One thing Father Loftin did not learn in his years as a bachelor was how to cook. He is the first to admit that beyond boiling an egg, there is not much he can do in the kitchen besides eat. But since he is quite fond of eating, Father Loftin is not shy about telling parishioners, “The only way I’m going to get to know you is if you invite me over for a meal.”
He is employing this same approach as he meets the parishioners at St. Mary, Our Lady of the Lake, in Lago Vista, where he recently moved from St. Luke Parish in Temple. Father Loftin may not have learned the art of cooking from his mother, but he absorbed her teaching of the Catholic faith. His early knowledge of the Catholic tradition came from his mom, whom he describes as a “staunch Irish Catholic.” However, Father Loftin attributes his religious education and upbringing to his parents collectively. Since converting to Catholicism while his sons were in grade school, the elder Don Loftin has been a model of the faith and a constant source of knowledge on church teachings.
Don and Sissie Loftin provided a nurturing environment of love, faith, and support for their three sons, as they relocated from Louisiana back to their home in southeast Texas, and eventually to Austin and Waco. As a child, their example, in combination with his love of attending Mass and listening to the priest, laid a firm foundation for Father Loftin’s Catholic faith. But the real highlight of elementary school was crowning Mary at his first Holy Communion, an honor granted to him as the only boy surrounded by 15 girls.
Father Loftin was born in Lafayette, Lousianna, while his father attended school under the G.I. Bill after World War II. Two decades later, he decided to follow in his father’s footsteps by joining the military, an experience that sent him to Japan for two years. Besides absorbing the culture and language, his service provided the once-in-a-lifetime opportunity of attending the 1972 Sapporo Olympics.
Although his proficiency in the Japanese language is long gone, Father Loftin joked, “I guess I still speak English, but I even have problems with that sometimes.” The frequent moves throughout his childhood prepared Father Loftin for life in the military, as well as life in the priesthood. Although saying goodbye to the families of each parish is difficult, Father Loftin looks forward to the new faces that lie ahead. In anticipation of his recent move to Lago Vista, Father Loftin laughingly commented that perhaps he was being sent to an early retirement. Besides enjoying life on the lake, he is eager to meet the new parishioners and immerse himself in their community.

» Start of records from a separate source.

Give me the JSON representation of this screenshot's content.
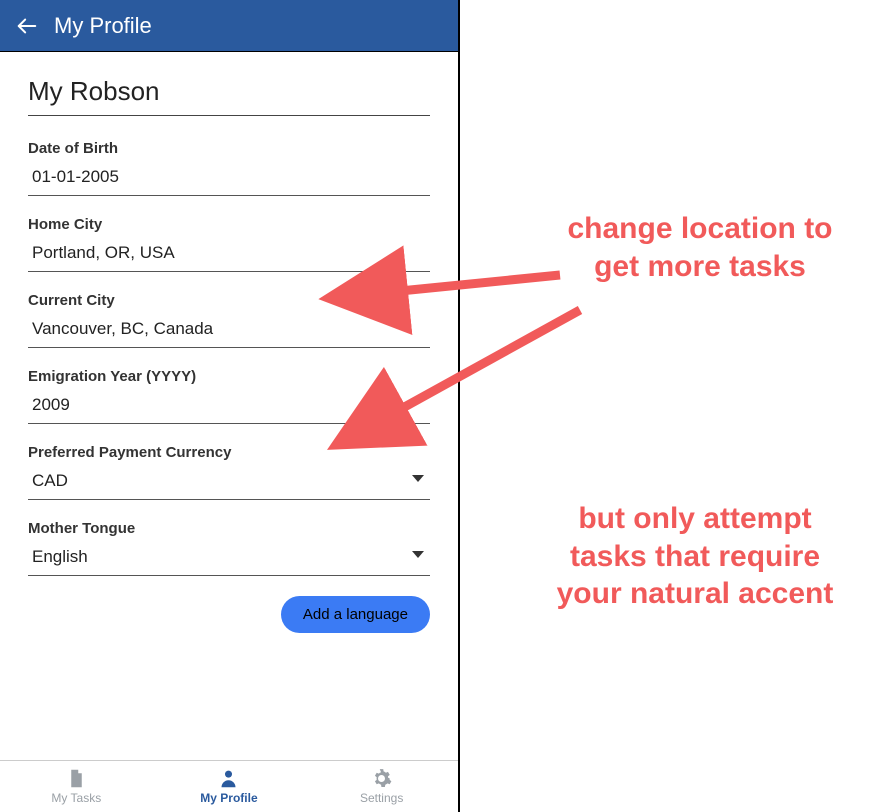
{
  "header": {
    "title": "My Profile"
  },
  "profile": {
    "username": "My Robson",
    "dob_label": "Date of Birth",
    "dob_value": "01-01-2005",
    "home_city_label": "Home City",
    "home_city_value": "Portland, OR, USA",
    "current_city_label": "Current City",
    "current_city_value": "Vancouver, BC, Canada",
    "emigration_label": "Emigration Year (YYYY)",
    "emigration_value": "2009",
    "currency_label": "Preferred Payment Currency",
    "currency_value": "CAD",
    "tongue_label": "Mother Tongue",
    "tongue_value": "English",
    "add_language_label": "Add a language"
  },
  "nav": {
    "tasks_label": "My Tasks",
    "profile_label": "My Profile",
    "settings_label": "Settings"
  },
  "annotations": {
    "a1": "change location to get more tasks",
    "a2": "but only attempt tasks that require your natural accent"
  }
}
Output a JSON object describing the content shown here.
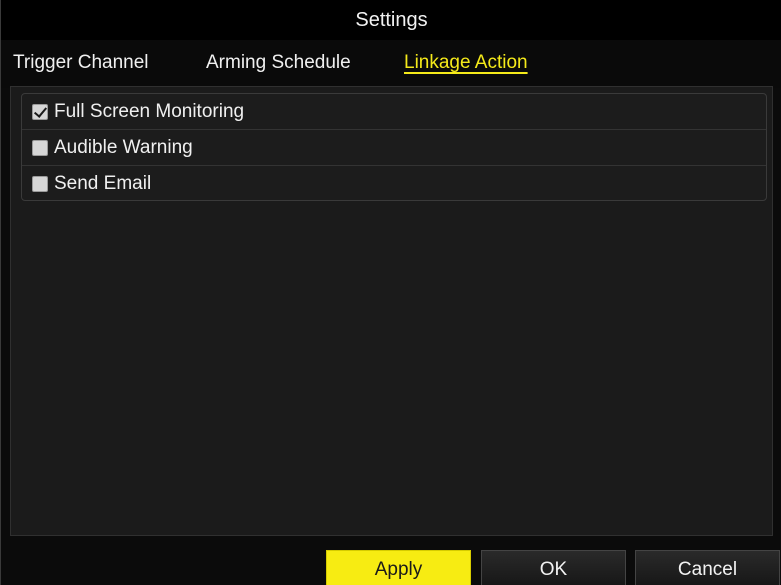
{
  "window": {
    "title": "Settings"
  },
  "tabs": [
    {
      "label": "Trigger Channel",
      "active": false
    },
    {
      "label": "Arming Schedule",
      "active": false
    },
    {
      "label": "Linkage Action",
      "active": true
    }
  ],
  "options": [
    {
      "label": "Full Screen Monitoring",
      "checked": true
    },
    {
      "label": "Audible Warning",
      "checked": false
    },
    {
      "label": "Send Email",
      "checked": false
    }
  ],
  "buttons": {
    "apply": "Apply",
    "ok": "OK",
    "cancel": "Cancel"
  },
  "colors": {
    "accent": "#f5ea1a",
    "background": "#0b0b0b",
    "panel": "#1b1b1b"
  }
}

Before his decision to enter the seminary at age 42, Father Loftin admits that friends and family were worried about him. “They wanted me to get on with it and have a family, children and grandchildren,” said Father Loftin. Instead he has found himself joining many families on their journey through life, celebrating baptisms, weddings, funerals and everything in between.
“At the end of my life, I’ve got a big, big family who always remembered and loved me. Sometimes I underestimate that so much, that people love us priests. But that is the nicest thing anyone has ever done, just welcomed me and loved me,” he said.